__Problem to work on__.
Leave out the images and output the records word for word.

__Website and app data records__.
----------------

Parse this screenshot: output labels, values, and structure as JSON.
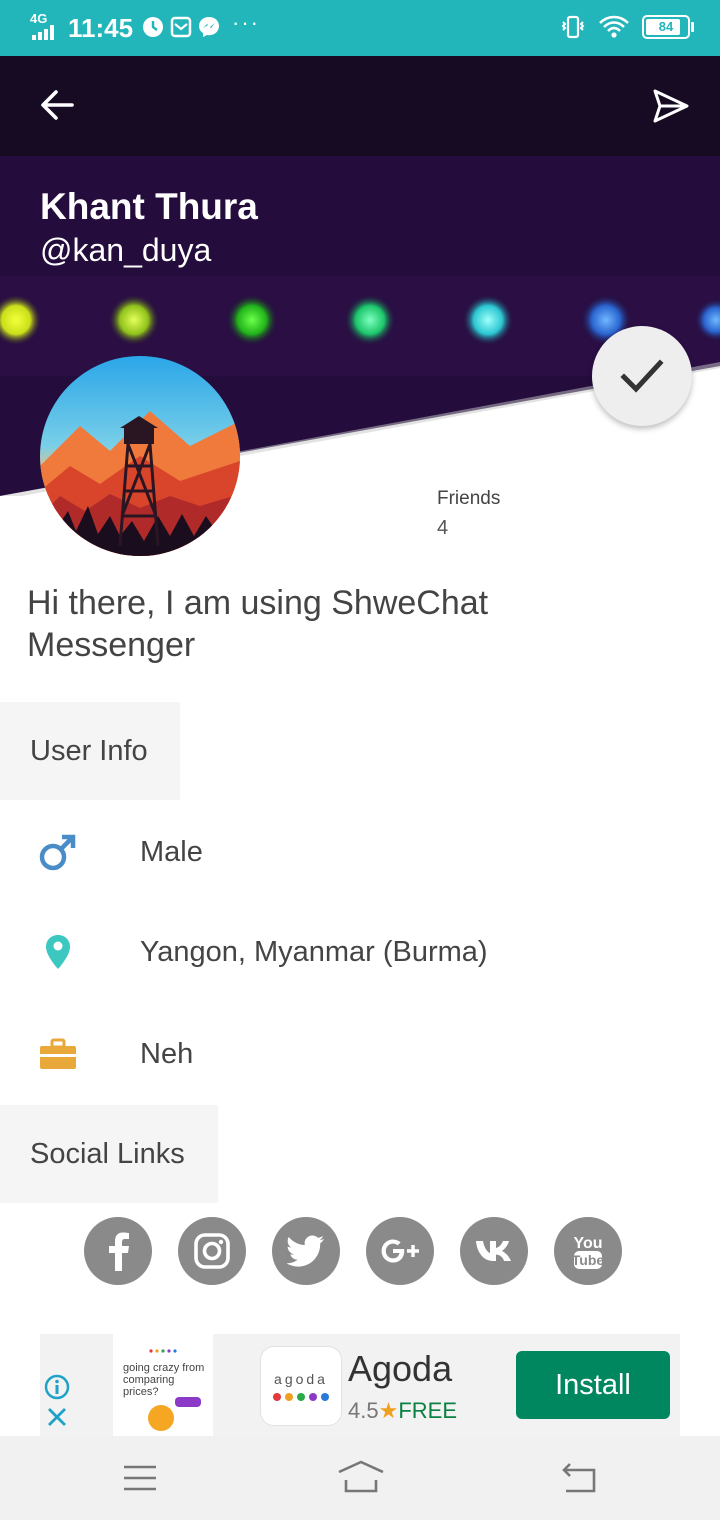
{
  "status_bar": {
    "network": "4G",
    "time": "11:45",
    "more": "···",
    "battery": "84",
    "icons": [
      "clock-icon",
      "mail-icon",
      "messenger-icon",
      "vibrate-icon",
      "wifi-icon",
      "battery-icon"
    ]
  },
  "toolbar": {
    "back_icon": "arrow-left-icon",
    "send_icon": "send-icon"
  },
  "profile": {
    "name": "Khant Thura",
    "handle": "@kan_duya",
    "friends_label": "Friends",
    "friends_count": "4",
    "status": "Hi there, I am using ShweChat Messenger"
  },
  "user_info": {
    "title": "User Info",
    "gender": "Male",
    "location": "Yangon, Myanmar (Burma)",
    "work": "Neh"
  },
  "social_links": {
    "title": "Social Links",
    "items": [
      "facebook",
      "instagram",
      "twitter",
      "google-plus",
      "vk",
      "youtube"
    ]
  },
  "ad": {
    "thumb_text": "going crazy from comparing prices?",
    "logo_text": "agoda",
    "name": "Agoda",
    "rating": "4.5",
    "price": "FREE",
    "install_label": "Install"
  },
  "colors": {
    "status_bar": "#22b5b9",
    "cover": "#1e0a33",
    "gender_icon": "#4a8cc7",
    "location_icon": "#3cc7c0",
    "work_icon": "#e8a93a",
    "install": "#01875f"
  }
}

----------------

__Output of the exercise__.
Parse this screenshot: output labels, values, and structure as JSON.
{
  "status_bar": {
    "network": "4G",
    "time": "11:45",
    "more": "···",
    "battery": "84",
    "icons": [
      "clock-icon",
      "mail-icon",
      "messenger-icon",
      "vibrate-icon",
      "wifi-icon",
      "battery-icon"
    ]
  },
  "toolbar": {
    "back_icon": "arrow-left-icon",
    "send_icon": "send-icon"
  },
  "profile": {
    "name": "Khant Thura",
    "handle": "@kan_duya",
    "friends_label": "Friends",
    "friends_count": "4",
    "status": "Hi there, I am using ShweChat Messenger"
  },
  "user_info": {
    "title": "User Info",
    "gender": "Male",
    "location": "Yangon, Myanmar (Burma)",
    "work": "Neh"
  },
  "social_links": {
    "title": "Social Links",
    "items": [
      "facebook",
      "instagram",
      "twitter",
      "google-plus",
      "vk",
      "youtube"
    ]
  },
  "ad": {
    "thumb_text": "going crazy from comparing prices?",
    "logo_text": "agoda",
    "name": "Agoda",
    "rating": "4.5",
    "price": "FREE",
    "install_label": "Install"
  },
  "colors": {
    "status_bar": "#22b5b9",
    "cover": "#1e0a33",
    "gender_icon": "#4a8cc7",
    "location_icon": "#3cc7c0",
    "work_icon": "#e8a93a",
    "install": "#01875f"
  }
}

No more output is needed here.